I picked up Jeff Goins’ book after I heard him on the Art of Charm podcast. I knew about Jeff Goins before the interview however, I’ve been a follower of his blog for several years now. Actually, long before I decided to become a writer myself. His material is always great, however his book Real Artists Don’t Starve: Timeless Strategies for Thriving in the New Creative Age, really stood out to me.
A lot of misconceptions that I had about what it means to be a writer, more specifically what it means financially, were set straight once I had finished reading the book. It’s fairly short at just over 200 pages, though it reads very quickly.
One misconception was that I needed to work alone towards any creative endeavor, and that any collaboration was detrimental to the creative process. Goins advises the exact opposite, noting that artists like Beyonce collaborate with many people to create their art. Beyonce’s album Lemonade, for example, credited 72 writers.
“Kanye West’s The Life of Pablo credits more than a hundred writers. Rihanna’s Anti credits more than thirty,’ Goins writes.
Goins discusses the need for community. A chapter titled “Go Join a Scene” is appropriately labeled because it advises all writers to meet other artists in order to share ideas and get feedback from them.
This is something I know I need to work on. The reality is that I studied economics and mathematics. Only recently have I decided to write novels. Most of my network is in finance and quantitative endeavors.
But regardless, I’m guilty of avoiding a literary and creative crowd because I’ve always felt that it would take away from the work that I truly believed was supposed to be conjured solely by myself, without any intrusion from outside influence.

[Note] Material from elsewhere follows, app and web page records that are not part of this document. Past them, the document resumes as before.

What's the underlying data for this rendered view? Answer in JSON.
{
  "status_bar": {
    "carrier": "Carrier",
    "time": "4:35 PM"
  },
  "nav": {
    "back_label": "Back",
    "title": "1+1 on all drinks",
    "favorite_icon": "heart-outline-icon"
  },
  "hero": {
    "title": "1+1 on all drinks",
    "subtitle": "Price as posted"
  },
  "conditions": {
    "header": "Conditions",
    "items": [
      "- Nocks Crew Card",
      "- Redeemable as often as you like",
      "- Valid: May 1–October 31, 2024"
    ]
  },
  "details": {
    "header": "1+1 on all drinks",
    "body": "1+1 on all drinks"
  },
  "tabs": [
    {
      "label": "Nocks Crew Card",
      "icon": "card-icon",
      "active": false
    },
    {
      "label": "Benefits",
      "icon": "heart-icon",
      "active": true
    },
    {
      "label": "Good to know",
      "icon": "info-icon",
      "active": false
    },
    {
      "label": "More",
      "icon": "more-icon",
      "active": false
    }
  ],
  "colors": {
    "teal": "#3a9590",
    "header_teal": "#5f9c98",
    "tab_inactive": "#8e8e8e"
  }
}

I’m glad I picked this book up. It put a lot of things into perspective, in all aspects of starting a literary or creative career.